THE RUMPUS: I loved that collection! Okay, so you’re one of those rare people who knew young that he wanted to write and has found a very viable career as a publishing writer pretty quickly out of the gate – I don’t mean immediately, but pretty quickly. So, for the sake of all the young aspiring writers out there who are hoping to roll into a situation like yours: in what ways has life as a successful writer been even better than your wildest dreams, and in what was has it made virtually no difference whatsoever in your daily life?
SOMERVILLE: Better: The feeling of completing books and seeing them come out is more and more amazing, the older I get. No difference: My sense of my limitations and the dissatisfaction I feel toward my writing is exactly the same as when I was sixteen.
THE RUMPUS: Perhaps my favorite thing, among many things I loved and respected, in This Bright River, is the absolutely core and implicit assumption that love – that the connection between two people and their ability to decipher one another’s psyches – matters. Matters more than anything, perhaps, and that a kind of salvation can be found therein. I mean this in an incredibly different way than what we often see in “romantic” fiction or chick-lit, obviously – I’m talking about incredibly messy, difficult, awkward and often terrifying human intimacy. The growing intimacy between Ben and Lauren is at the very heart of this novel, and without exaggeration often feels like where the greatest danger lies, even more so than with Will. What novels, in your own life, have shaped you in terms of your views of the role of love and human connection in literature?
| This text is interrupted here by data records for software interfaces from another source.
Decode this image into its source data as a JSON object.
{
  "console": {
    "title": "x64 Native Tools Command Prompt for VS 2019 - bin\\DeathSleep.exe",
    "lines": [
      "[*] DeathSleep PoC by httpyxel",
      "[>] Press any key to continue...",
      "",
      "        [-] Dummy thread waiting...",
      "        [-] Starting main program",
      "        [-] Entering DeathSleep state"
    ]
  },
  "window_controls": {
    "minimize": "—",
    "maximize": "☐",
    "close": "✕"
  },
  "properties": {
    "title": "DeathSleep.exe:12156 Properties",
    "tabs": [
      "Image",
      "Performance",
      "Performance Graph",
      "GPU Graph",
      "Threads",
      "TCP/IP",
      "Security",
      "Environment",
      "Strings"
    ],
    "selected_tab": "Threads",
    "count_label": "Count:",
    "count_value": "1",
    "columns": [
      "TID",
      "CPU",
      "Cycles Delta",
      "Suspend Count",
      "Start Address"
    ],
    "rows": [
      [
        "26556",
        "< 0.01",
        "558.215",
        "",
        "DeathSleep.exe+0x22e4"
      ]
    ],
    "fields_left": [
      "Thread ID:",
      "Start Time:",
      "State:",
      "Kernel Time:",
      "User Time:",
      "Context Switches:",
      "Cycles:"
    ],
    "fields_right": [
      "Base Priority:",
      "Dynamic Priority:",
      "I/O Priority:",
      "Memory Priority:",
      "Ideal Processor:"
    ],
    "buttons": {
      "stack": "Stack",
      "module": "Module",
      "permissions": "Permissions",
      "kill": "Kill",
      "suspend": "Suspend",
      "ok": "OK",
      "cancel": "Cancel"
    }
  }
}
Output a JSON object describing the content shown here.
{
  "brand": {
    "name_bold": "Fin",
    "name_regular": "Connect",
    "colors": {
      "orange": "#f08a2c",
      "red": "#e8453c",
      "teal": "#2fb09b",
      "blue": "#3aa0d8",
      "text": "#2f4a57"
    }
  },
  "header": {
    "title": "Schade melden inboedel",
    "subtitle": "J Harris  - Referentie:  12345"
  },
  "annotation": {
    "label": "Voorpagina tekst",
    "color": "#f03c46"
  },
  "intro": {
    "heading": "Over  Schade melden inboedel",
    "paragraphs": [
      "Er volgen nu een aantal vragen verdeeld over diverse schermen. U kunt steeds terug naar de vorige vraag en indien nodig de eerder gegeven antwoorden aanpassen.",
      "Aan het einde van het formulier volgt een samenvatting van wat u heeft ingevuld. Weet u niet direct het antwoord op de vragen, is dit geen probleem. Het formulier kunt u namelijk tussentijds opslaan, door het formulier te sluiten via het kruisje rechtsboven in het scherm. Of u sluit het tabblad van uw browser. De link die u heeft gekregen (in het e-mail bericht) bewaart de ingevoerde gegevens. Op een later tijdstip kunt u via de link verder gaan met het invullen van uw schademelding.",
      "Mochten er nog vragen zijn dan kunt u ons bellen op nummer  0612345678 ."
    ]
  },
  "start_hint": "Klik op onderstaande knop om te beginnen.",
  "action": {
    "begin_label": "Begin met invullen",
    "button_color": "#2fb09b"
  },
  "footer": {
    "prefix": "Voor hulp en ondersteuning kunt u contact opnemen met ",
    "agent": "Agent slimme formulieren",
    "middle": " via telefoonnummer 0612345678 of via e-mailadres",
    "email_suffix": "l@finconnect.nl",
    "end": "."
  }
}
How do you feel about the way these themes are treated by your contemporaries? Is romantic love still seen as a serious topic by young literary writers today?
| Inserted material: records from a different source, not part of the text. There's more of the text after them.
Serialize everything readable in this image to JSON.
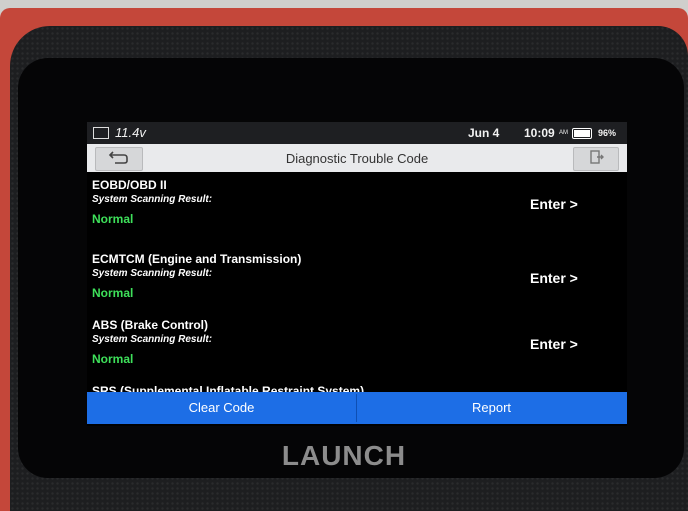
{
  "status_bar": {
    "voltage": "11.4v",
    "date": "Jun 4",
    "time": "10:09",
    "ampm": "AM",
    "battery_percent": "96%"
  },
  "header": {
    "title": "Diagnostic Trouble Code"
  },
  "systems": [
    {
      "name": "EOBD/OBD II",
      "label": "System Scanning Result:",
      "result": "Normal",
      "action": "Enter >"
    },
    {
      "name": "ECMTCM (Engine and Transmission)",
      "label": "System Scanning Result:",
      "result": "Normal",
      "action": "Enter >"
    },
    {
      "name": "ABS (Brake Control)",
      "label": "System Scanning Result:",
      "result": "Normal",
      "action": "Enter >"
    },
    {
      "name": "SRS (Supplemental Inflatable Restraint System)"
    }
  ],
  "footer": {
    "clear_code": "Clear Code",
    "report": "Report"
  },
  "device": {
    "brand": "LAUNCH"
  },
  "colors": {
    "accent": "#1d6ee6",
    "normal_status": "#3ee05a",
    "casing": "#c4473a"
  }
}
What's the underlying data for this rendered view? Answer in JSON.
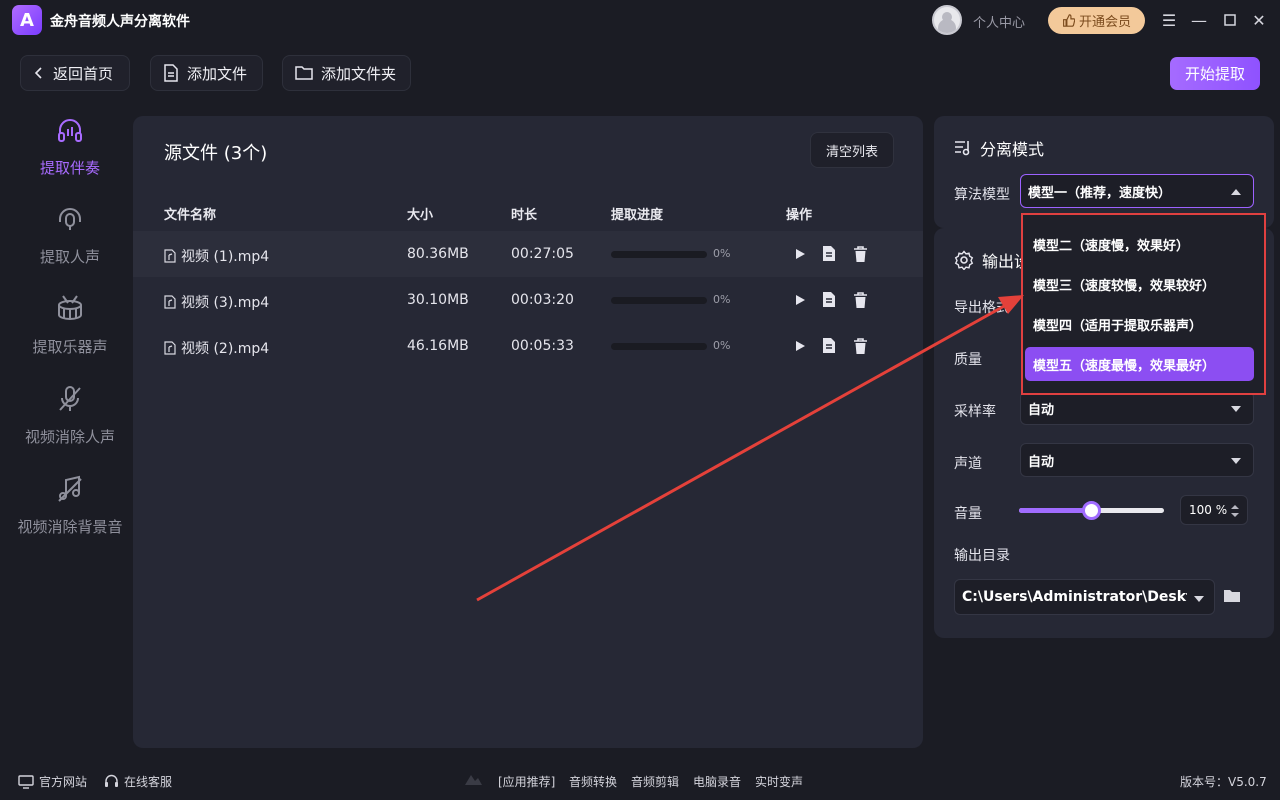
{
  "app": {
    "title": "金舟音频人声分离软件",
    "logo_letter": "A",
    "user_center": "个人中心",
    "vip_label": "开通会员"
  },
  "toolbar": {
    "back": "返回首页",
    "add_file": "添加文件",
    "add_folder": "添加文件夹",
    "start": "开始提取"
  },
  "nav": [
    {
      "label": "提取伴奏",
      "icon": "headphones-icon",
      "active": true
    },
    {
      "label": "提取人声",
      "icon": "microphone-headset-icon",
      "active": false
    },
    {
      "label": "提取乐器声",
      "icon": "drum-icon",
      "active": false
    },
    {
      "label": "视频消除人声",
      "icon": "mic-off-icon",
      "active": false
    },
    {
      "label": "视频消除背景音",
      "icon": "music-off-icon",
      "active": false
    }
  ],
  "files": {
    "title": "源文件 (3个)",
    "clear_label": "清空列表",
    "headers": {
      "name": "文件名称",
      "size": "大小",
      "duration": "时长",
      "progress": "提取进度",
      "actions": "操作"
    },
    "rows": [
      {
        "name": "视频 (1).mp4",
        "size": "80.36MB",
        "duration": "00:27:05",
        "progress": "0%"
      },
      {
        "name": "视频 (3).mp4",
        "size": "30.10MB",
        "duration": "00:03:20",
        "progress": "0%"
      },
      {
        "name": "视频 (2).mp4",
        "size": "46.16MB",
        "duration": "00:05:33",
        "progress": "0%"
      }
    ]
  },
  "separation": {
    "title": "分离模式",
    "model_label": "算法模型",
    "model_value": "模型一（推荐，速度快）",
    "options": [
      "模型二（速度慢，效果好）",
      "模型三（速度较慢，效果较好）",
      "模型四（适用于提取乐器声）",
      "模型五（速度最慢，效果最好）"
    ],
    "selected_option_index": 3
  },
  "output": {
    "title": "输出设",
    "format_label": "导出格式",
    "quality_label": "质量",
    "sample_label": "采样率",
    "sample_value": "自动",
    "channel_label": "声道",
    "channel_value": "自动",
    "volume_label": "音量",
    "volume_value": "100 %",
    "volume_level": 0.5,
    "dir_label": "输出目录",
    "dir_value": "C:\\Users\\Administrator\\Desktop"
  },
  "footer": {
    "website": "官方网站",
    "support": "在线客服",
    "recommend": "[应用推荐]",
    "links": [
      "音频转换",
      "音频剪辑",
      "电脑录音",
      "实时变声"
    ],
    "version": "版本号：V5.0.7"
  },
  "colors": {
    "accent": "#a06cff",
    "highlight_border": "#e04040",
    "panel": "#262835",
    "background": "#1b1c24"
  }
}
SOMERVILLE: Well, goulash again. I mentioned Wuthering Heights above, and for me, since I read the book in high school, that particular representation of romantic love has been inescapable, haunting bracing, always somewhere in my imagination. My experience of love in my own life is now largely sweet, calm, typical, and certainly generative. But I’ve lived enough to know about and to have felt the vicissitudes and elemental power of love as well, the Heathcliff bashing his head against a tree version, and to have felt how it might tear you apart or destroy you if it’s taken away or if it’s unrequited. I don’t think there is anything more powerful, really. For people. I mean that. I think building things is better than destroying things, and love is the energy behind building, and the absence of love would make life terrible. Wuthering Heights is a story about what happens to people when they’re not allowed to love. I do like that kind of story for how it reminds us of what matters, yes. But I also like stories of people who are allowed to love, and stories of people who don’t know how to love learning to love. I like those stories for how they remind us of what matters even more.